Thanks to an increase in its budget, the BCA now also has more resources to “tackle new challenges”, such as competition in labour markets. This follows a trend seen in other EU countries in the last few years. For example, in Hungary, France and Portugal the national competition law authorities have investigated so-called wage-fixing and/or “no poach” agreements (i.e. where companies agree not to hire each other’s employees).

The European Commission has not yet taken any enforcement action against no-poach agreements. However, in a speech on October 22, 2021, EU Competition Commissioner Margrethe Vestager referred to the harm caused “when companies collude to fix the wages they pay; or when they use so-called “no-poach” agreements as an indirect way to keep wages down, restricting talent from moving where it serves the economy best”, implying that the European Commission will not shy away from enforcement action in this area.

No-poach agreements have already been a hot topic in the US for several years. One of the latest developments is the antitrust case brought against DaVita and its former CEO, which constituted the first criminal “no poach” trial ever prosecuted by the DOJ. McDermott successfully represented DaVita and its former CEO in this case (for more information, see here and here).

Priority Sectors for 2022

The BCA has identified the following sectors as being a “priority” for 2022:

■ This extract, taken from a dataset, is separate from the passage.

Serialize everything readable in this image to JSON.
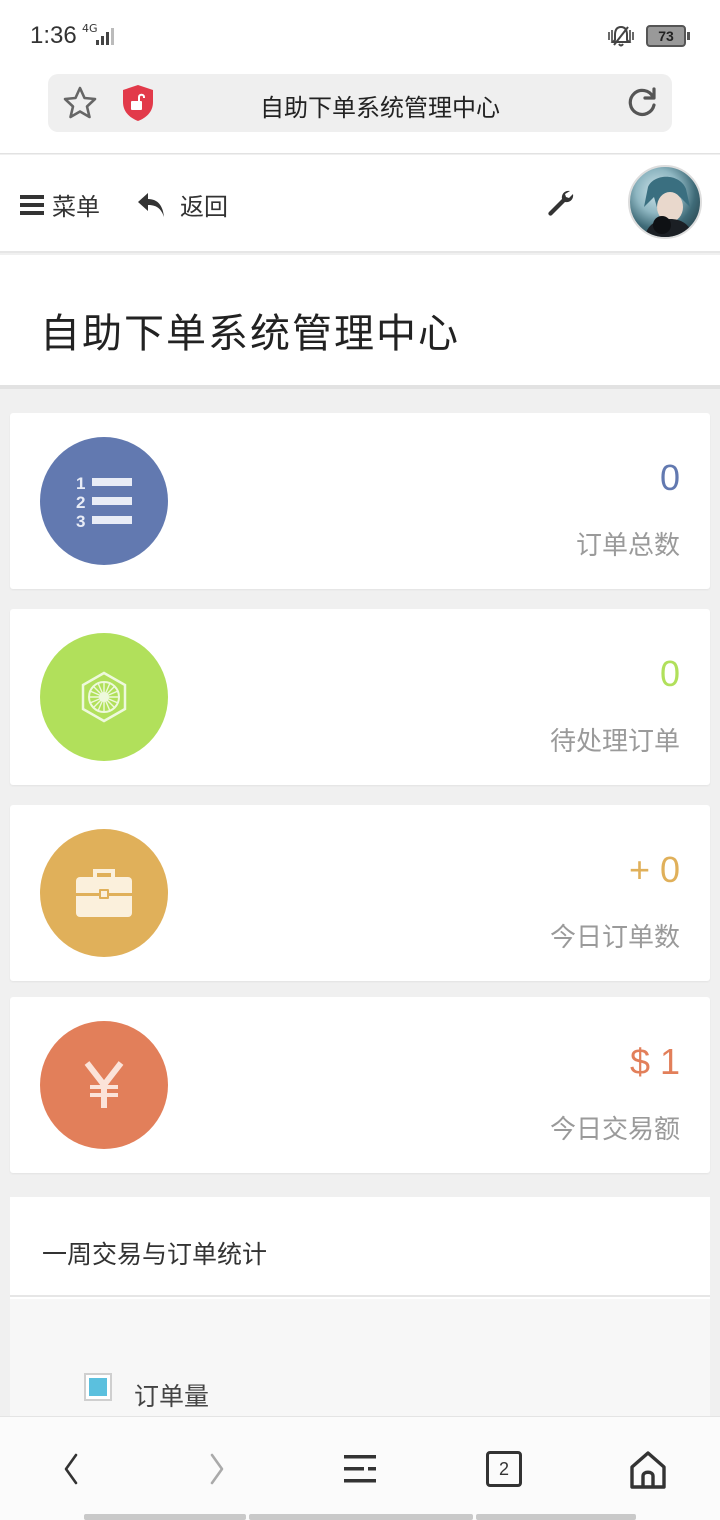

The sports sector – new to the list. The BCA highlights the fact that the sports sector has become an important economic sector and refers to its previous enforcement practice in the industry. Going forward, the BCA will, based on expertise already acquired, pay greater attention to enforcement of competition rules in the sports sector, focusing on fair access to sport leagues, the organisation of sports competitions and events, no poaching agreements, and the rise of e-sports and (online) sports betting.

© 2024 McDermott Will & Emery
National Law Review, Volumess XII, Number 137